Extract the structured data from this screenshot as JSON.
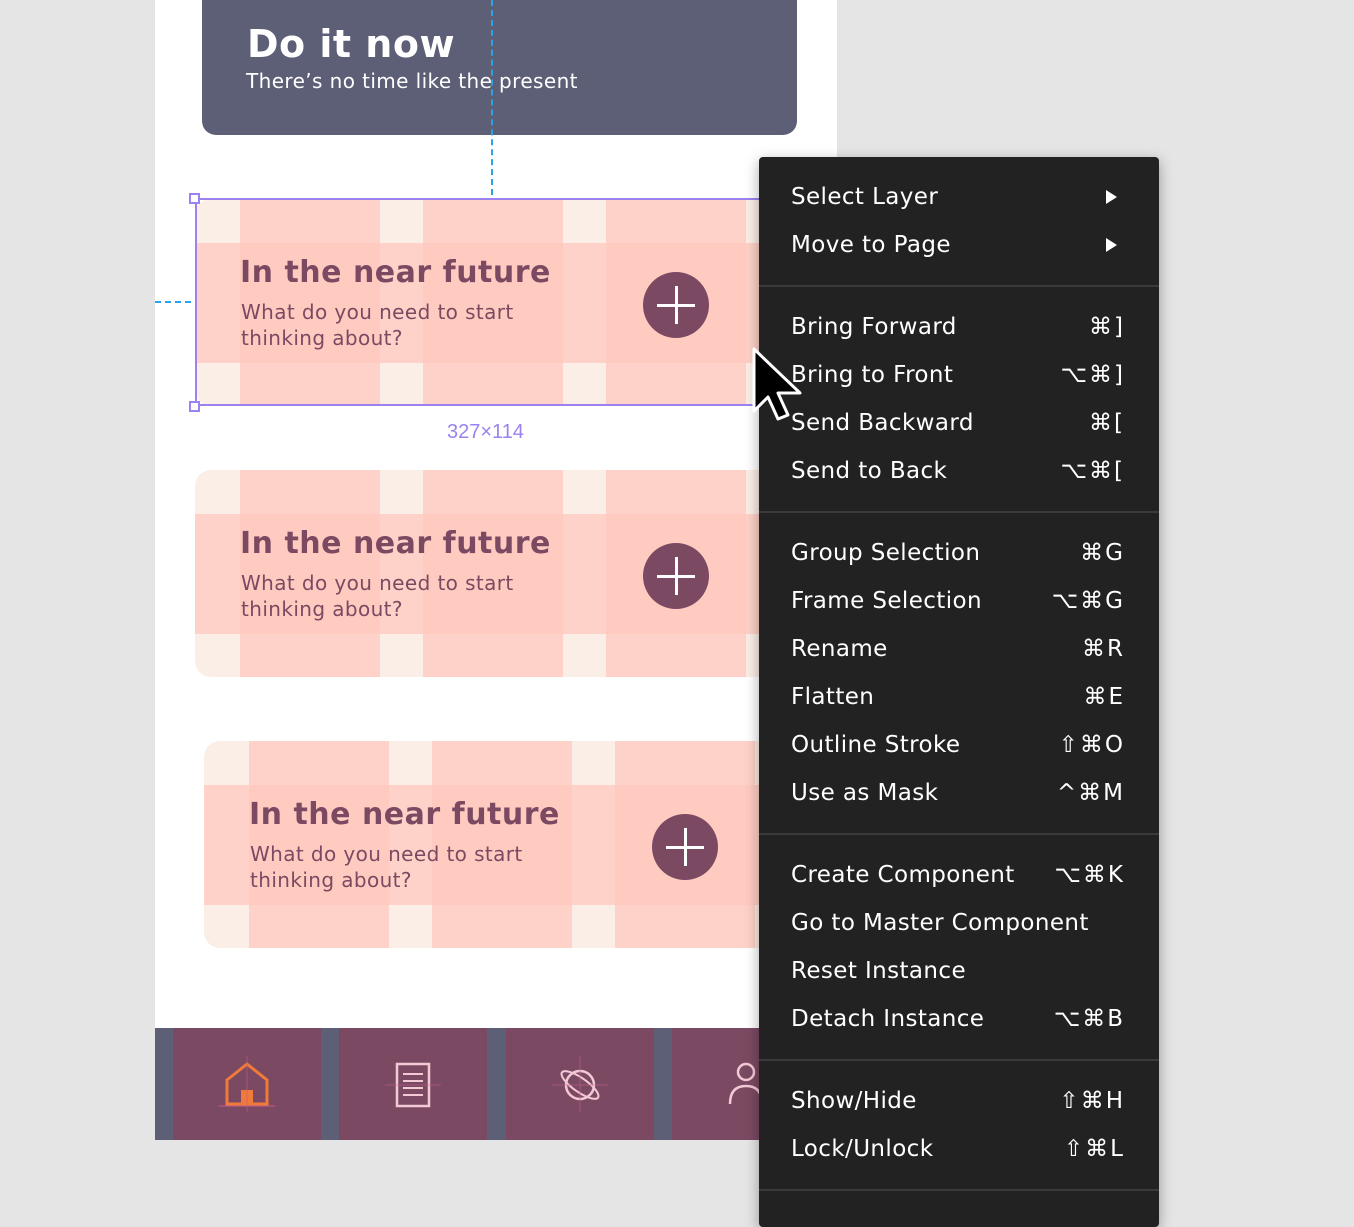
{
  "header": {
    "title": "Do it now",
    "subtitle": "There’s no time like the present"
  },
  "cards": [
    {
      "title": "In the near future",
      "description": "What do you need to start thinking about?",
      "button_icon": "plus-icon"
    },
    {
      "title": "In the near future",
      "description": "What do you need to start thinking about?",
      "button_icon": "plus-icon"
    },
    {
      "title": "In the near future",
      "description": "What do you need to start thinking about?",
      "button_icon": "plus-icon"
    }
  ],
  "selection": {
    "size_label": "327×114"
  },
  "tabbar": {
    "tabs": [
      {
        "icon": "home-icon"
      },
      {
        "icon": "list-icon"
      },
      {
        "icon": "planet-icon"
      },
      {
        "icon": "profile-icon"
      }
    ]
  },
  "context_menu": {
    "groups": [
      {
        "items": [
          {
            "label": "Select Layer",
            "submenu": true
          },
          {
            "label": "Move to Page",
            "submenu": true
          }
        ]
      },
      {
        "items": [
          {
            "label": "Bring Forward",
            "shortcut": "⌘]"
          },
          {
            "label": "Bring to Front",
            "shortcut": "⌥⌘]"
          },
          {
            "label": "Send Backward",
            "shortcut": "⌘["
          },
          {
            "label": "Send to Back",
            "shortcut": "⌥⌘["
          }
        ]
      },
      {
        "items": [
          {
            "label": "Group Selection",
            "shortcut": "⌘G"
          },
          {
            "label": "Frame Selection",
            "shortcut": "⌥⌘G"
          },
          {
            "label": "Rename",
            "shortcut": "⌘R"
          },
          {
            "label": "Flatten",
            "shortcut": "⌘E"
          },
          {
            "label": "Outline Stroke",
            "shortcut": "⇧⌘O"
          },
          {
            "label": "Use as Mask",
            "shortcut": "^⌘M"
          }
        ]
      },
      {
        "items": [
          {
            "label": "Create Component",
            "shortcut": "⌥⌘K"
          },
          {
            "label": "Go to Master Component",
            "shortcut": ""
          },
          {
            "label": "Reset Instance",
            "shortcut": ""
          },
          {
            "label": "Detach Instance",
            "shortcut": "⌥⌘B"
          }
        ]
      },
      {
        "items": [
          {
            "label": "Show/Hide",
            "shortcut": "⇧⌘H"
          },
          {
            "label": "Lock/Unlock",
            "shortcut": "⇧⌘L"
          }
        ]
      }
    ]
  },
  "colors": {
    "header_bg": "#5c5f76",
    "card_text": "#7b4a62",
    "selection": "#9b82ee",
    "guide": "#2aa3e8",
    "menu_bg": "#222222",
    "tab_accent": "#f07a3a"
  }
}
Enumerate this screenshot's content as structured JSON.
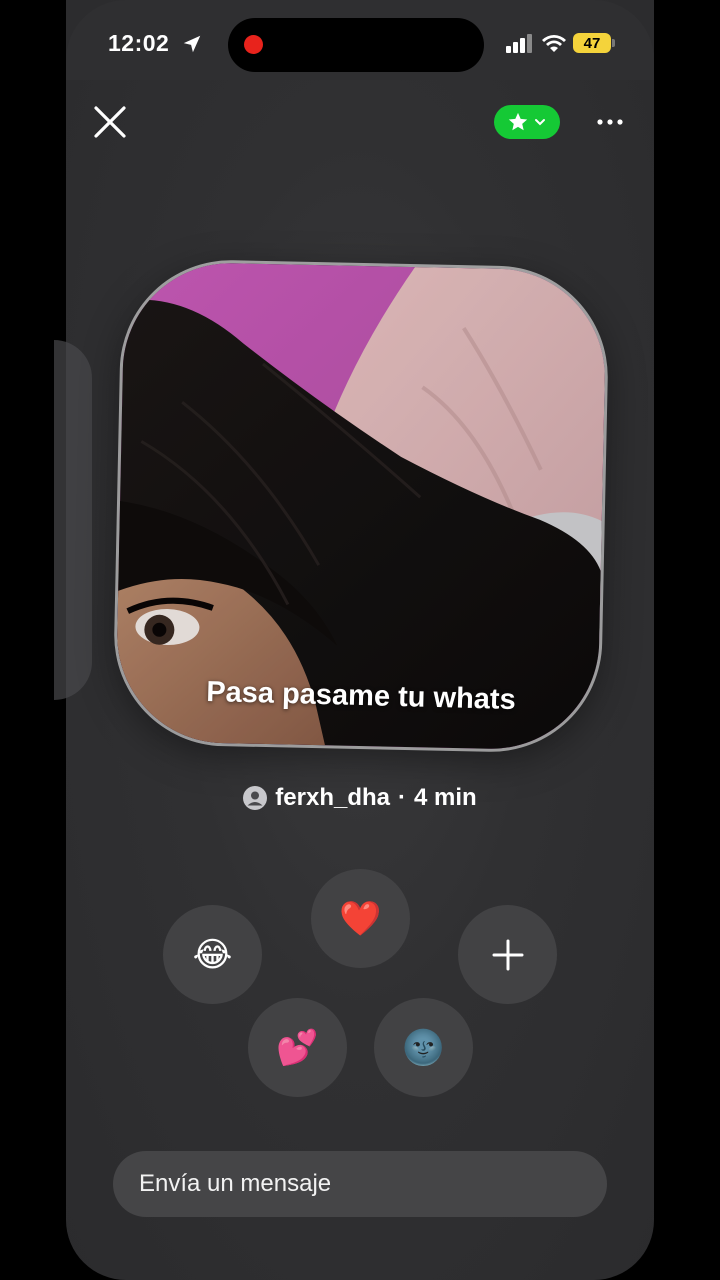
{
  "status_bar": {
    "time": "12:02",
    "battery": "47"
  },
  "toolbar": {
    "close_icon": "close-icon",
    "favorite_icon": "star-icon",
    "more_icon": "more-horizontal-icon",
    "favorite_color": "#15c935"
  },
  "post": {
    "caption": "Pasa pasame tu whats",
    "author": "ferxh_dha",
    "separator": "·",
    "age": "4 min"
  },
  "reactions": {
    "laugh": "😂",
    "heart": "❤️",
    "add_icon": "plus-icon",
    "two_hearts": "💕",
    "moon": "🌚"
  },
  "composer": {
    "placeholder": "Envía un mensaje"
  }
}
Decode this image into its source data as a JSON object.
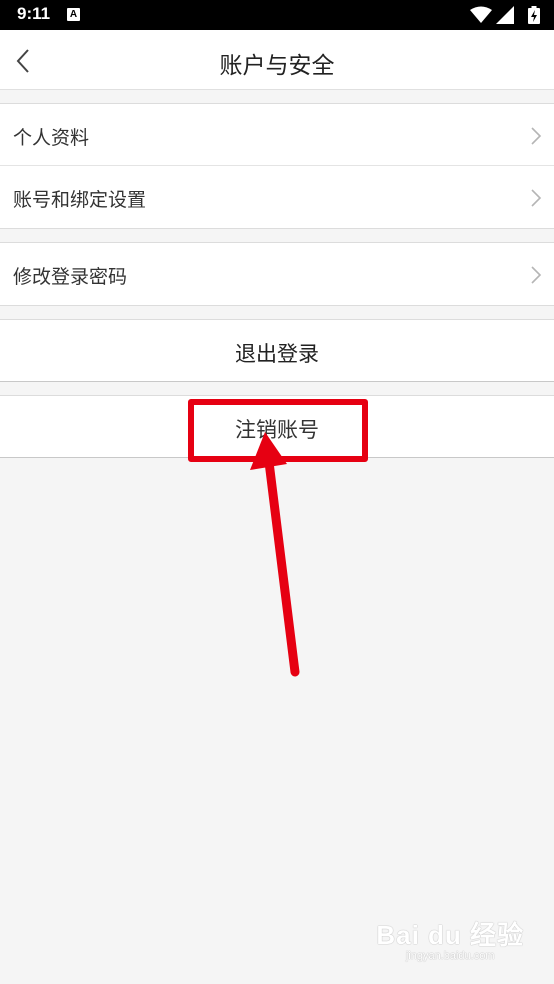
{
  "status_bar": {
    "time": "9:11",
    "notification_icon": "A"
  },
  "header": {
    "title": "账户与安全"
  },
  "groups": [
    {
      "items": [
        {
          "label": "个人资料"
        },
        {
          "label": "账号和绑定设置"
        }
      ]
    },
    {
      "items": [
        {
          "label": "修改登录密码"
        }
      ]
    }
  ],
  "actions": {
    "logout_label": "退出登录",
    "deregister_label": "注销账号"
  },
  "watermark": {
    "logo": "Bai du 经验",
    "url": "jingyan.baidu.com"
  },
  "colors": {
    "highlight": "#e60012",
    "background": "#f5f5f5"
  }
}
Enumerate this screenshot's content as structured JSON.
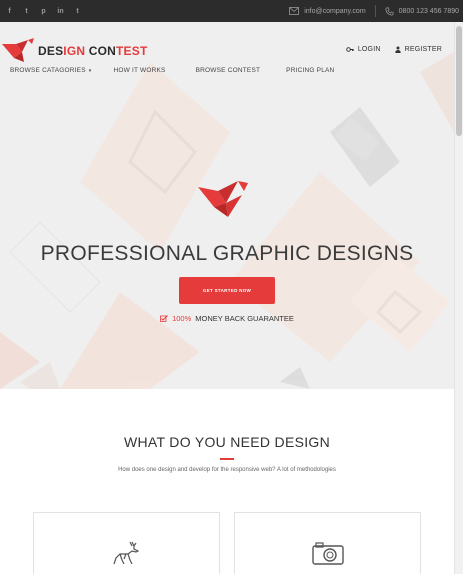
{
  "topbar": {
    "social": [
      "f",
      "t",
      "p",
      "in",
      "t"
    ],
    "email": "info@company.com",
    "phone": "0800 123 456 7890"
  },
  "header": {
    "logo": {
      "part1": "DES",
      "part2": "IGN",
      "part3": " CON",
      "part4": "TEST"
    },
    "account": {
      "login": "LOGIN",
      "register": "REGISTER"
    },
    "nav": [
      "BROWSE CATAGORIES",
      "HOW IT WORKS",
      "BROWSE CONTEST",
      "PRICING PLAN"
    ]
  },
  "hero": {
    "title": "PROFESSIONAL GRAPHIC DESIGNS",
    "cta": "GET STARTED NOW",
    "guarantee_pct": "100%",
    "guarantee_text": "MONEY BACK GUARANTEE"
  },
  "section": {
    "title": "WHAT DO YOU NEED DESIGN",
    "subtitle": "How does one design and develop for the responsive web? A lot of methodologies"
  },
  "colors": {
    "accent": "#e63b3b",
    "topbar": "#2c2c2c",
    "hero_bg": "#efefef"
  },
  "icons": [
    "facebook-icon",
    "twitter-icon",
    "pinterest-icon",
    "linkedin-icon",
    "tumblr-icon",
    "mail-icon",
    "phone-icon",
    "key-icon",
    "user-icon",
    "bird-logo-icon",
    "deer-icon",
    "camera-icon"
  ]
}
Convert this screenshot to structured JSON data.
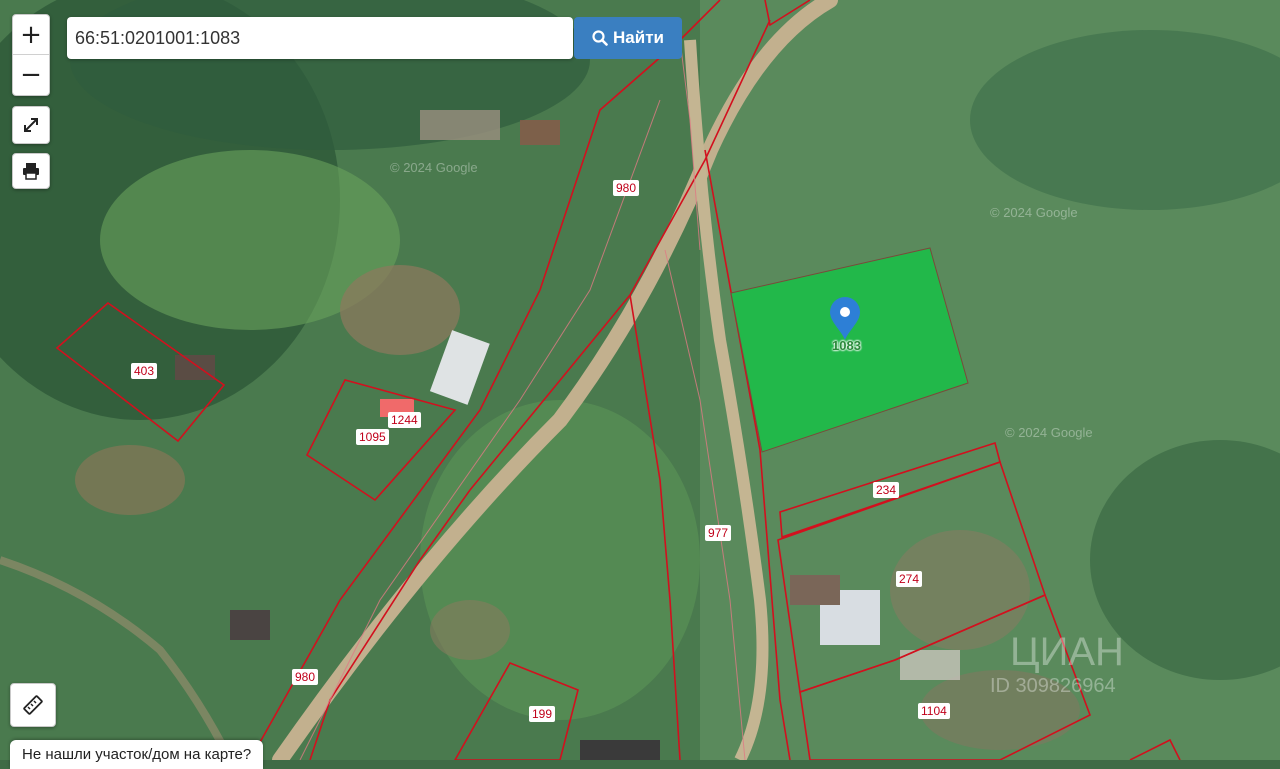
{
  "search": {
    "value": "66:51:0201001:1083",
    "button_label": "Найти"
  },
  "controls": {
    "zoom_in": "+",
    "zoom_out": "−"
  },
  "selected_parcel": {
    "label": "1083",
    "color": "#22b84a"
  },
  "parcel_labels": {
    "p980_top": "980",
    "p980_bottom": "980",
    "p977": "977",
    "p403": "403",
    "p1244": "1244",
    "p1095": "1095",
    "p234": "234",
    "p274": "274",
    "p1104": "1104",
    "p199": "199"
  },
  "watermarks": {
    "w1": "© 2024 Google",
    "w2": "© 2024 Google",
    "w3": "© 2024 Google",
    "w4": "ЦИАН",
    "w5": "ID 309826964"
  },
  "footer": {
    "not_found": "Не нашли участок/дом на карте?"
  },
  "colors": {
    "boundary": "#d2101e",
    "accent": "#3a7fc1",
    "parcel_fill": "#22b84a"
  }
}
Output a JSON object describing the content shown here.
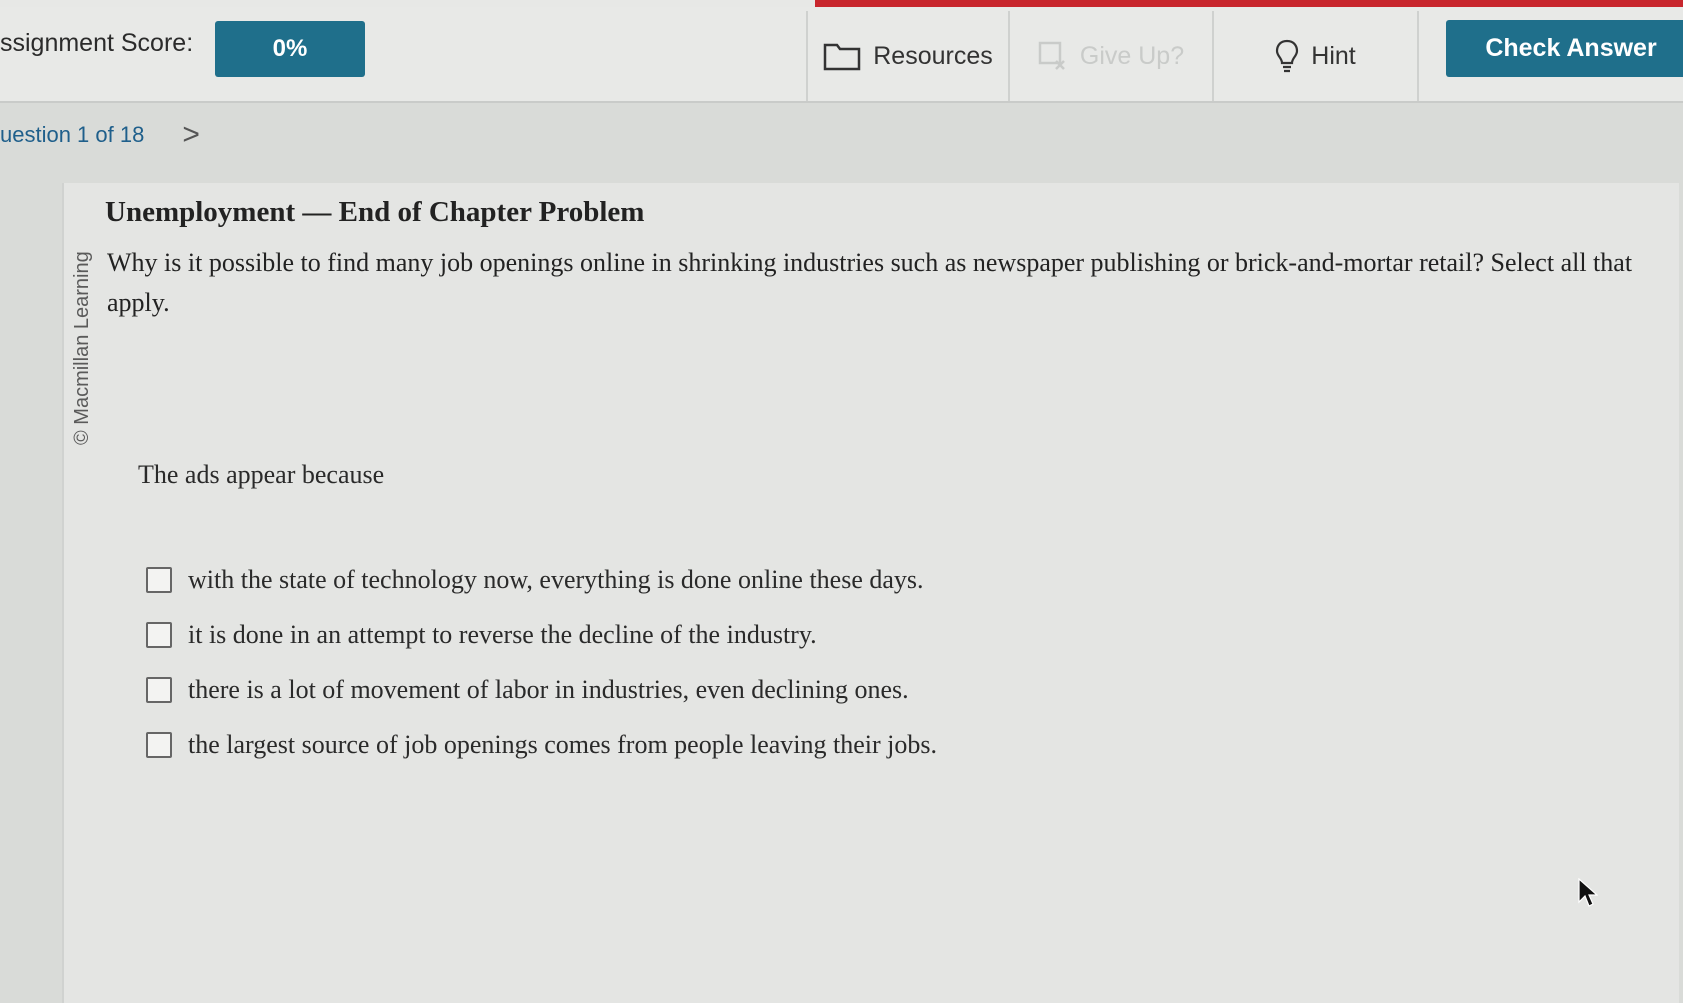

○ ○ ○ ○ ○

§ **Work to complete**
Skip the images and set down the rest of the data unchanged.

§ **Output of the exercise**
Extract the structured data from this screenshot as JSON.
{
  "header": {
    "title": "Do it now",
    "subtitle": "There’s no time like the present"
  },
  "cards": [
    {
      "title": "In the near future",
      "description": "What do you need to start thinking about?",
      "button_icon": "plus-icon"
    },
    {
      "title": "In the near future",
      "description": "What do you need to start thinking about?",
      "button_icon": "plus-icon"
    },
    {
      "title": "In the near future",
      "description": "What do you need to start thinking about?",
      "button_icon": "plus-icon"
    }
  ],
  "selection": {
    "size_label": "327×114"
  },
  "tabbar": {
    "tabs": [
      {
        "icon": "home-icon"
      },
      {
        "icon": "list-icon"
      },
      {
        "icon": "planet-icon"
      },
      {
        "icon": "profile-icon"
      }
    ]
  },
  "context_menu": {
    "groups": [
      {
        "items": [
          {
            "label": "Select Layer",
            "submenu": true
          },
          {
            "label": "Move to Page",
            "submenu": true
          }
        ]
      },
      {
        "items": [
          {
            "label": "Bring Forward",
            "shortcut": "⌘]"
          },
          {
            "label": "Bring to Front",
            "shortcut": "⌥⌘]"
          },
          {
            "label": "Send Backward",
            "shortcut": "⌘["
          },
          {
            "label": "Send to Back",
            "shortcut": "⌥⌘["
          }
        ]
      },
      {
        "items": [
          {
            "label": "Group Selection",
            "shortcut": "⌘G"
          },
          {
            "label": "Frame Selection",
            "shortcut": "⌥⌘G"
          },
          {
            "label": "Rename",
            "shortcut": "⌘R"
          },
          {
            "label": "Flatten",
            "shortcut": "⌘E"
          },
          {
            "label": "Outline Stroke",
            "shortcut": "⇧⌘O"
          },
          {
            "label": "Use as Mask",
            "shortcut": "^⌘M"
          }
        ]
      },
      {
        "items": [
          {
            "label": "Create Component",
            "shortcut": "⌥⌘K"
          },
          {
            "label": "Go to Master Component",
            "shortcut": ""
          },
          {
            "label": "Reset Instance",
            "shortcut": ""
          },
          {
            "label": "Detach Instance",
            "shortcut": "⌥⌘B"
          }
        ]
      },
      {
        "items": [
          {
            "label": "Show/Hide",
            "shortcut": "⇧⌘H"
          },
          {
            "label": "Lock/Unlock",
            "shortcut": "⇧⌘L"
          }
        ]
      }
    ]
  },
  "colors": {
    "header_bg": "#5c5f76",
    "card_text": "#7b4a62",
    "selection": "#9b82ee",
    "guide": "#2aa3e8",
    "menu_bg": "#222222",
    "tab_accent": "#f07a3a"
  }
}
Enumerate this screenshot's content as structured JSON.
{
  "status_bar": {
    "time": "12:02",
    "battery": "47"
  },
  "toolbar": {
    "close_icon": "close-icon",
    "favorite_icon": "star-icon",
    "more_icon": "more-horizontal-icon",
    "favorite_color": "#15c935"
  },
  "post": {
    "caption": "Pasa pasame tu whats",
    "author": "ferxh_dha",
    "separator": "·",
    "age": "4 min"
  },
  "reactions": {
    "laugh": "😂",
    "heart": "❤️",
    "add_icon": "plus-icon",
    "two_hearts": "💕",
    "moon": "🌚"
  },
  "composer": {
    "placeholder": "Envía un mensaje"
  }
}
Decode this image into its source data as a JSON object.
{
  "status_bar": {
    "time": "9:11",
    "notification_icon": "A"
  },
  "header": {
    "title": "账户与安全"
  },
  "groups": [
    {
      "items": [
        {
          "label": "个人资料"
        },
        {
          "label": "账号和绑定设置"
        }
      ]
    },
    {
      "items": [
        {
          "label": "修改登录密码"
        }
      ]
    }
  ],
  "actions": {
    "logout_label": "退出登录",
    "deregister_label": "注销账号"
  },
  "watermark": {
    "logo": "Bai du 经验",
    "url": "jingyan.baidu.com"
  },
  "colors": {
    "highlight": "#e60012",
    "background": "#f5f5f5"
  }
}
Enumerate this screenshot's content as structured JSON.
{
  "topbar": {
    "social": [
      "f",
      "t",
      "p",
      "in",
      "t"
    ],
    "email": "info@company.com",
    "phone": "0800 123 456 7890"
  },
  "header": {
    "logo": {
      "part1": "DES",
      "part2": "IGN",
      "part3": " CON",
      "part4": "TEST"
    },
    "account": {
      "login": "LOGIN",
      "register": "REGISTER"
    },
    "nav": [
      "BROWSE CATAGORIES",
      "HOW IT WORKS",
      "BROWSE CONTEST",
      "PRICING PLAN"
    ]
  },
  "hero": {
    "title": "PROFESSIONAL GRAPHIC DESIGNS",
    "cta": "GET STARTED NOW",
    "guarantee_pct": "100%",
    "guarantee_text": "MONEY BACK GUARANTEE"
  },
  "section": {
    "title": "WHAT DO YOU NEED DESIGN",
    "subtitle": "How does one design and develop for the responsive web? A lot of methodologies"
  },
  "colors": {
    "accent": "#e63b3b",
    "topbar": "#2c2c2c",
    "hero_bg": "#efefef"
  },
  "icons": [
    "facebook-icon",
    "twitter-icon",
    "pinterest-icon",
    "linkedin-icon",
    "tumblr-icon",
    "mail-icon",
    "phone-icon",
    "key-icon",
    "user-icon",
    "bird-logo-icon",
    "deer-icon",
    "camera-icon"
  ]
}
Convert this screenshot to structured JSON data.
{
  "search": {
    "value": "66:51:0201001:1083",
    "button_label": "Найти"
  },
  "controls": {
    "zoom_in": "+",
    "zoom_out": "−"
  },
  "selected_parcel": {
    "label": "1083",
    "color": "#22b84a"
  },
  "parcel_labels": {
    "p980_top": "980",
    "p980_bottom": "980",
    "p977": "977",
    "p403": "403",
    "p1244": "1244",
    "p1095": "1095",
    "p234": "234",
    "p274": "274",
    "p1104": "1104",
    "p199": "199"
  },
  "watermarks": {
    "w1": "© 2024 Google",
    "w2": "© 2024 Google",
    "w3": "© 2024 Google",
    "w4": "ЦИАН",
    "w5": "ID 309826964"
  },
  "footer": {
    "not_found": "Не нашли участок/дом на карте?"
  },
  "colors": {
    "boundary": "#d2101e",
    "accent": "#3a7fc1",
    "parcel_fill": "#22b84a"
  }
}
Output a JSON object describing the content shown here.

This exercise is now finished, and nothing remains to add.